Elon Musk's biggest problem is painfully obvious to anyone who read his bombshell emotional interview with The New York Times on Thursday.
In a wide-ranging conversation in which the Times reported Musk choked up multiple times, the Tesla Motors and SpaceX spoke of working 120 hour weeks, spending his entire birthday in the Tesla Factory, and nearly missing his brother's wedding.
"This past year has been the most difficult and painful year of my career," Musk told the Times.
It helps to explain a trend with Musk over the past year. The iconoclastic entrepreneur has always garnered plenty of attention, but lately it's been due to his mercurial behavior rather than his companies' audacious ambitions and accomplishments.
First there was the obnoxious lecturing of reporters on a Tesla conference call. Then came a battle over social media with a member of the team that extracted a Thai youth soccer team from a flooded cave system in which Musk called the man a "pedo guy," as in pedophile. Finally, Musk recently tweeted, out of nowhere, his plans to take Tesla private at $420 a share.

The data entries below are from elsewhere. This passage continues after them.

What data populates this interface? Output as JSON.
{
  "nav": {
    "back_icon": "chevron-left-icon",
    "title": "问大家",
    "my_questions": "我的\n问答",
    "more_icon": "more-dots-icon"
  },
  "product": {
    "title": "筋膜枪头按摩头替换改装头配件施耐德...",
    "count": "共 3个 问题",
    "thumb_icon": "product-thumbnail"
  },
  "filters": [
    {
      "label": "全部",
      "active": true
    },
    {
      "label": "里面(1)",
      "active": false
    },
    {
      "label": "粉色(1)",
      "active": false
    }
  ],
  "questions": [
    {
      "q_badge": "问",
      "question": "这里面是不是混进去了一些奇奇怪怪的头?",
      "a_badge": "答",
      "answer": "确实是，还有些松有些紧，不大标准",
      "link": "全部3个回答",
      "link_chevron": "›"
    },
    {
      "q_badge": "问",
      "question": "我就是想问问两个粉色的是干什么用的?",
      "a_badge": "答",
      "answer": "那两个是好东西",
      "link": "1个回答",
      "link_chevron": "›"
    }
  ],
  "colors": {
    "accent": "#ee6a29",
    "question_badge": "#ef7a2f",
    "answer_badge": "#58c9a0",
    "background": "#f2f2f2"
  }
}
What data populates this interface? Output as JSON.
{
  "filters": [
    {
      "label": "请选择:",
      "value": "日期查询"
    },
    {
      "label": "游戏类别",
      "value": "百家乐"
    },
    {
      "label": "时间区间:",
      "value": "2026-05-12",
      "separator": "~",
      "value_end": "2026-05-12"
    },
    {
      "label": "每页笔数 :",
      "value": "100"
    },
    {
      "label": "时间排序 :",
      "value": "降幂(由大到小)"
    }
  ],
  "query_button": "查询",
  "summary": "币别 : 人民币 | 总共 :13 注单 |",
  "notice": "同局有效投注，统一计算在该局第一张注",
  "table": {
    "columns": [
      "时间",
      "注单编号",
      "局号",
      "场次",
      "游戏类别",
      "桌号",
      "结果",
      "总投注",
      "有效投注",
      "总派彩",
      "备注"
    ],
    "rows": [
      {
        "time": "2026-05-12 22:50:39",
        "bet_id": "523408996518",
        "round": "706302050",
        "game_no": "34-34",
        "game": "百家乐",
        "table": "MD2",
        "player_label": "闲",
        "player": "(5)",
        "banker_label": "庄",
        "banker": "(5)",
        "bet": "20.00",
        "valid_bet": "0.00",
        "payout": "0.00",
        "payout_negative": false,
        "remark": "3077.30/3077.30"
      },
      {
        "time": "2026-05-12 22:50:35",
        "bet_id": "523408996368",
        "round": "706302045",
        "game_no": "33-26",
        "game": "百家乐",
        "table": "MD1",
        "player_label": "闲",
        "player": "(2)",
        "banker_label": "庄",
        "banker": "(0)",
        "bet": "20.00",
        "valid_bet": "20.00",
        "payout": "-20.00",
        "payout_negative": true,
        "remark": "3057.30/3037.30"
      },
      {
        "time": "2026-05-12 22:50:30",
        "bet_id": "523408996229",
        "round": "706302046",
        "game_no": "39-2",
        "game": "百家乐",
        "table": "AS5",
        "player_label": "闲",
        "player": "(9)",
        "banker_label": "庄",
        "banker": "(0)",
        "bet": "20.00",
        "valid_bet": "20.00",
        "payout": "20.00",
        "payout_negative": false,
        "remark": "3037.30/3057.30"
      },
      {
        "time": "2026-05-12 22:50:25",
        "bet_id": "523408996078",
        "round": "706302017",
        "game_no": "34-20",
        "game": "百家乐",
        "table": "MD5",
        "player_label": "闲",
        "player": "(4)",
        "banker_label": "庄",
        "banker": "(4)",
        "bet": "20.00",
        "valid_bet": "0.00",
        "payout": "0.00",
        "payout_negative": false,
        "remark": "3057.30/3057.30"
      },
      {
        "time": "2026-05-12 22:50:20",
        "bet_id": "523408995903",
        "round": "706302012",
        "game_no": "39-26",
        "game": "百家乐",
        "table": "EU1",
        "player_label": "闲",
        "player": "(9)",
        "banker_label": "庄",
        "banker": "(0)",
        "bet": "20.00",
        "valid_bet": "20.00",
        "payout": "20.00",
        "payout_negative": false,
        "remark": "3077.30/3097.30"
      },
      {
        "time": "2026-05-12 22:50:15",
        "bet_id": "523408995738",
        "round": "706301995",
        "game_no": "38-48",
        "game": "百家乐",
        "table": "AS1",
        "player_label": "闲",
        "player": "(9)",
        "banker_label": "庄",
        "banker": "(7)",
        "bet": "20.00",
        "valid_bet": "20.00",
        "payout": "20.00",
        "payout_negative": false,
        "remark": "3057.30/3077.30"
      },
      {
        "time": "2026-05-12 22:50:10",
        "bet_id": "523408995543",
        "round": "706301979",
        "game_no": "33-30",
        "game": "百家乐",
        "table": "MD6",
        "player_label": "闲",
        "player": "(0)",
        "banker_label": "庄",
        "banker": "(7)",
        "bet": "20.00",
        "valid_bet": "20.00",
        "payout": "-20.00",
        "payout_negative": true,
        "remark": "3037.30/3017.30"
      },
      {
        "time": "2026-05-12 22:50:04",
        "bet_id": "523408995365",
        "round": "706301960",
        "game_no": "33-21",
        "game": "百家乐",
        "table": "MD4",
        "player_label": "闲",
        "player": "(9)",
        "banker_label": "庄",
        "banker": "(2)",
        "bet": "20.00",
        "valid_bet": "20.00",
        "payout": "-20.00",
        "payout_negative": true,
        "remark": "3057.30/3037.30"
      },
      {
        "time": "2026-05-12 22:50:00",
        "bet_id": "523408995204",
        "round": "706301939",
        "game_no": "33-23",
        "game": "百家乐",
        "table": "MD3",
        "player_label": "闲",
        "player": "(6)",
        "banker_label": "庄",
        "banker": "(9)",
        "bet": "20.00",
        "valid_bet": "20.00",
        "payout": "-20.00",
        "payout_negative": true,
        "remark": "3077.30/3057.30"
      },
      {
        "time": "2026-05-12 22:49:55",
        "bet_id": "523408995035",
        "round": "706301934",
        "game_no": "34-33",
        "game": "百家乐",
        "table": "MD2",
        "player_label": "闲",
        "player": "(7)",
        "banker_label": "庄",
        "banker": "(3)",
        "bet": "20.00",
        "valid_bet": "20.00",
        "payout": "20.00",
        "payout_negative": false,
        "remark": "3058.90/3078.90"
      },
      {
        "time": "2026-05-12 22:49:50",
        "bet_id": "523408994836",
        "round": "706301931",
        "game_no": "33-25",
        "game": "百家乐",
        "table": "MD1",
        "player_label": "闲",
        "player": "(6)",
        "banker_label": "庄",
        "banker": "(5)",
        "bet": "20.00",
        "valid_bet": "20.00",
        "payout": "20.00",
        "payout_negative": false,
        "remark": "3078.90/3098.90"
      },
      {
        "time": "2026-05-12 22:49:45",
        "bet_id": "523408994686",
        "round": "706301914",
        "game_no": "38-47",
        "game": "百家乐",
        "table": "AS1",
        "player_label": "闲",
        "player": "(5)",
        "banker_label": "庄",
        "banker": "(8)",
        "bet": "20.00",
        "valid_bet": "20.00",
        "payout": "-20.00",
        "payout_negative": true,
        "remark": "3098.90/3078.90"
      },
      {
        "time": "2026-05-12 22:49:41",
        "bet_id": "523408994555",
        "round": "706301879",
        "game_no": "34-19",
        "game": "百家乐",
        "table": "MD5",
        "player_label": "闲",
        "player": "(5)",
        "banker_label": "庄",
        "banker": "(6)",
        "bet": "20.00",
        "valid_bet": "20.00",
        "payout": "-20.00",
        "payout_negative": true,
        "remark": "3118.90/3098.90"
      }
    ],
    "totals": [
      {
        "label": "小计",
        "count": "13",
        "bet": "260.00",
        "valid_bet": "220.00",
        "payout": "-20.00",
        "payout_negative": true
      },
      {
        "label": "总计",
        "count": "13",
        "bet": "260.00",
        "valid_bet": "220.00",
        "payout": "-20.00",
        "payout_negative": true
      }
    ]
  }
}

Musk revealed in the interview that the latter happened as he was driving himself to the airport and was done without clearance from anyone else on the Tesla team.
My guess is that most people who read the whole Times article will reach the same conclusion I have and that Musk clearly has not: This man seriously needs to learn how to delegate, and now.
He is chair and CEO of Tesla, CEO and lead designer at SpaceX, and that's to say nothing of his side projects like the Boring Company and Neuralink. All this and he's also texting while driving himself to the airport?
Even if his Tesla was on autopilot mode, last I checked the driver is still supposed to be alert and probably not tweeting things that will quickly become the subject of a federal investigation.
As my colleague Erik Sherman put it:
"Musk's uncontrolled utterances put himself and the board into potential jeopardy and likely mean ugly times ahead for company investors."
Again, this could have been avoided if Musk was willing to delegate, or at least deliberate with other members of his team on important moves.
As for the episode involving the Thai soccer team, perhaps that inflammatory tweet was related to his clear burnout, but more to the point: Musk delivered a custom-made submarine for the rescue effort in person...to Thailand.
The sub went unused and Musk went on to visit China for business, but still....
A very telling moment in the interview came when Musk denied there is an active search to find a second-in-command to take on some of his day-to-day responsibilities, contrary to other reporting.
"If you have anyone who can do a better job, please let me know. They can have the job. Is there someone who can do the job better? They can have the reins right now."
And there it is. Musk thinks he is the only person for the jobs.
He's probably right that no one can do better, but that might be because no single person can do the insane job description he's constructed for himself and that is now consuming him.
The struggle to learn to delegate with entrepreneurs is well documented, perhaps even more so now that we have a new, high-profile case of what happens when a leader fails to do so.